With $24.6 million in venture capital and a technology that the Department of Energy found impressive enough to award a $3 million grant to help speed its deployment, 2-year-old Skyline Solar isn’t off to a bad start. According to co-founder and CEO Bob MacDonald, the startup has all the funding it needs to carry it through to commercialization of a concentrating solar photovoltaic system that combines the durability of silicon solar panels with the lower cost of thin-film solar. He thinks the Mountain View, Calif.-based company can bring solar to grid parity — competitive pricing with conventional energy sources — at California rates within about 18 months. While California electricity rates tend to be higher than those in other U.S. states, rolling out a relatively low-cost, easily scalable solar technology in this time frame would be, in a word, huge — if they can make it happen.
What makes MacDonald, speaking now for the first time about Skyline’s technology, think the startup can not only survive the solar shakeout, but emerge as a dominant player when some other concentrating PV startups have been working at this for a decade or more?
An ability to adapt is at the heart of both Skyline’s planned manufacturing process (relying mostly on existing plants) and the technology itself, which can be upgraded without a total overhaul, says MacDonald. This could be one of the keys to the startup’s ability to deliver on the promise of grid parity fast enough to stand a chance against concentrating PV companies that have a head start — such as SolFocus, Green & Gold Energy, Amonix and Sol3g.
MacDonald and Tim Keating, Skyline’s vice president of marketing, talked us through their technology last week. It involves single-axis tracking and racks of metallic reflectors (the company is still shopping around for suppliers, and may use either aluminum or silver coatings) to concentrate light on silicon cells. This feature, combined with a passive heat sink — basically metal on the back of the panel that keeps the system from overheating — allows generation of what the company claims to be 10 times as much energy per gram of silicon compared with traditional flat solar panels now on the market. According to MacDonald, the heat sink is enough to keep the system “running at peak efficiency all the time.” MacDonald and Keating wouldn’t reveal much about who they’re working with or what the production schedule looks like, but did identify U.S. commercial, industrial and utility customers as their target market, at least to start.
The idea is to have about 90 percent of this whole system, primarily the racks, made at an existing manufacturing facility, such as an auto parts plant or appliance factory, according to MacDonald. This could boost Skyline’s odds of snagging more funding from the DOE, which often gives preference to retooled plants. It also allows the company to ramp up production relatively quickly. The other 10 percent, in terms of both the value of the system as well as the amount of material needed, could be made at existing silicon cell and photovoltaic plants. The system has a modular design so that it can be easily upgraded as different components improve, or expanded as demand or budgets increase, says MacDonald.

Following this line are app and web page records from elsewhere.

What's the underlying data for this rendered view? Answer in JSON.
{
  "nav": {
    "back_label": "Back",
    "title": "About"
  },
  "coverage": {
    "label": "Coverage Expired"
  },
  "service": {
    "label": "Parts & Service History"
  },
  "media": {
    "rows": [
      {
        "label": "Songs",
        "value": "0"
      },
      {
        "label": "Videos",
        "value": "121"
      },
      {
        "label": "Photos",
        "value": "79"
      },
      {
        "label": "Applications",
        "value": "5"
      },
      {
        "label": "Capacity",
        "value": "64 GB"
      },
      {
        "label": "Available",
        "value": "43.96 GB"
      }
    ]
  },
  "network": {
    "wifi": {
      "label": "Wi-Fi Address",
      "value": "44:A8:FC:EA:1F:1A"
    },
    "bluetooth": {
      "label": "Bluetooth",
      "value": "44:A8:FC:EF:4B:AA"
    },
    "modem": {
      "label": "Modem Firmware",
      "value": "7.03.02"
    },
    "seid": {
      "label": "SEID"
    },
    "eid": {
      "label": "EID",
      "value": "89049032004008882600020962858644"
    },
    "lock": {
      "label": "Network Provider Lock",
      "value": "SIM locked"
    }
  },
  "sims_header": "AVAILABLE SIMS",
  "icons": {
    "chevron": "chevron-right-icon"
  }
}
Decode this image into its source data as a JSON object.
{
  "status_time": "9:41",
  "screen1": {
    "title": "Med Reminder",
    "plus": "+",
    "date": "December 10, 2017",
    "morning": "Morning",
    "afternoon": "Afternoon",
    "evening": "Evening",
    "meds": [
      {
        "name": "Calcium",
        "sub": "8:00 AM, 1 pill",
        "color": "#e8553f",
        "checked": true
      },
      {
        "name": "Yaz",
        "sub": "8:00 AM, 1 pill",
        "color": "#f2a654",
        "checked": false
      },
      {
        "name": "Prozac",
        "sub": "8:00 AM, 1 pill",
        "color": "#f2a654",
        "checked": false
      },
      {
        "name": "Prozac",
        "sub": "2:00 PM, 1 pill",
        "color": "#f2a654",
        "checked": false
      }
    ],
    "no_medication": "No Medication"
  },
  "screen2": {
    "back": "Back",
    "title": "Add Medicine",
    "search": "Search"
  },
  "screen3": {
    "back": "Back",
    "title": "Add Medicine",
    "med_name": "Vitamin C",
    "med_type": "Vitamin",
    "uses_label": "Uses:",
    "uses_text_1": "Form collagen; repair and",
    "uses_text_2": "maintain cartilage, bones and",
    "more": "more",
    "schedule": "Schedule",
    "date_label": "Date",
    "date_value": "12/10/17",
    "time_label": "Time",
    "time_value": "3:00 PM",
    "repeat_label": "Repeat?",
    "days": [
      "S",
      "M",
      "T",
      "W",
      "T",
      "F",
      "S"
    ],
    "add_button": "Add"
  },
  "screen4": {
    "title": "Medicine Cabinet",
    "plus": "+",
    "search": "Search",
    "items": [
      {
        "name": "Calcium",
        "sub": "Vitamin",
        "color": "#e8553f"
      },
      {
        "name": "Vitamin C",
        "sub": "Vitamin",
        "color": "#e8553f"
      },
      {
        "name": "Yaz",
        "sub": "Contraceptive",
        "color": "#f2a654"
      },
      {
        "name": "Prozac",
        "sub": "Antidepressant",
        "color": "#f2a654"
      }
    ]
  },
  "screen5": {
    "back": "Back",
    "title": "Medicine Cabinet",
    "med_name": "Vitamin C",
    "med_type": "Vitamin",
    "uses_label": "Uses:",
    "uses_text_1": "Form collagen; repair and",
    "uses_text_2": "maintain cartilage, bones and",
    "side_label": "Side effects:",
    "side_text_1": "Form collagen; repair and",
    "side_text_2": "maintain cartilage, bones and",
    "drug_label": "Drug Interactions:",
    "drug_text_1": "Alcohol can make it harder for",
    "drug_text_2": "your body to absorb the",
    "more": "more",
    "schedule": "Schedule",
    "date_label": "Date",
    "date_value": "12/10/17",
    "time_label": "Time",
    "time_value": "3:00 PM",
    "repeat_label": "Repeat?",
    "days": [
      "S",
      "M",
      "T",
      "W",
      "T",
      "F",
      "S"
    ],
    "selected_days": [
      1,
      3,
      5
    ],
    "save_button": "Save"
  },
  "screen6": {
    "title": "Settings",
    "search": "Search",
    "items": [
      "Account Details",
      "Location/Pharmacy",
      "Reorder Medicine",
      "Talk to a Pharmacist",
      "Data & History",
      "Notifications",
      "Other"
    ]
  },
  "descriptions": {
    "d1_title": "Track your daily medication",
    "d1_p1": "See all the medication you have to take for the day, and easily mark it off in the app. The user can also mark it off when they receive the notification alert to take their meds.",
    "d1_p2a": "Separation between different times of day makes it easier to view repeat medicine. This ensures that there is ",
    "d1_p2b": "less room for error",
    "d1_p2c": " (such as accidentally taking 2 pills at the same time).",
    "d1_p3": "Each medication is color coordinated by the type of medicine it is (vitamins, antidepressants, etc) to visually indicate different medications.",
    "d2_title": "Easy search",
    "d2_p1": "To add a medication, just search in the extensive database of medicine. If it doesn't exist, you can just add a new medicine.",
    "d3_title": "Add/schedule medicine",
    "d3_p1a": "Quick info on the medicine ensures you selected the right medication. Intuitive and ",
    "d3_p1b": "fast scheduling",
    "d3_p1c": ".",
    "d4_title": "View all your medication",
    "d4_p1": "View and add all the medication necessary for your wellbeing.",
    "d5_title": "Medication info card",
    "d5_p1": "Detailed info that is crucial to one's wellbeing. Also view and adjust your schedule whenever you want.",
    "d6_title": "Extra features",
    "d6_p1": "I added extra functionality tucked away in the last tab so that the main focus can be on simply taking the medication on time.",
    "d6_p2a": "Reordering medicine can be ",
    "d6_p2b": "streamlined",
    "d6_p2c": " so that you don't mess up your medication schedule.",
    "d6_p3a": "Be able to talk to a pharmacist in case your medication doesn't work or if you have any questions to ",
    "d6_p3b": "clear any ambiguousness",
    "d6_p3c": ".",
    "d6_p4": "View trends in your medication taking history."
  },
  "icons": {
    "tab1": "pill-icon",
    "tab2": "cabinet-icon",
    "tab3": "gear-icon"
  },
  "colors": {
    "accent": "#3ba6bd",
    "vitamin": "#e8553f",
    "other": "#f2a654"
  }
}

Of course, none of this has been proven at utility scale. Skyline’s largest demonstration to date is a 24-30 KW pilot project installed at a Valley Transit Authority facility in San Jose, Calif., (pictured above) just last month after being delayed by rainstorms. The Skyline team says it is less concerned about potential technological, mechanical and financial hurdles than it is about policy. Keating said, “We worry most about the big bad coal lobby and inflation,” which can make the upfront cost of a large-scale solar installation more daunting.
Despite the gloomy economy, a long-anticipated solar glut, and layoffs blowing through the solar industry, Skyline has a bit of fortuitous timing on its side. The startup closed its first round of funding, $24.6 million led by New Enterprise Associates, last fall, early enough to avoid the slammed-shut credit markets that have stalled many worthy but capital-intensive energy projects. As MacDonald said, “It’s a good time to be a well-funded private company still in development mode.”
By the time solar’s boom and bust cycle eases into a period of long-term growth (in three to five years, MacDonald estimates), Skyline wants to be ready to step in and reap the rewards. “I think there will be a number of companies reaching this magical grid parity point,” MacDonald said. “At that point, it’s all about scaling.” Grid parity is a lot to take for granted, however, and Skyline has a ways to go.
Photo (top) and rendering (bottom) courtesy Skyline Solar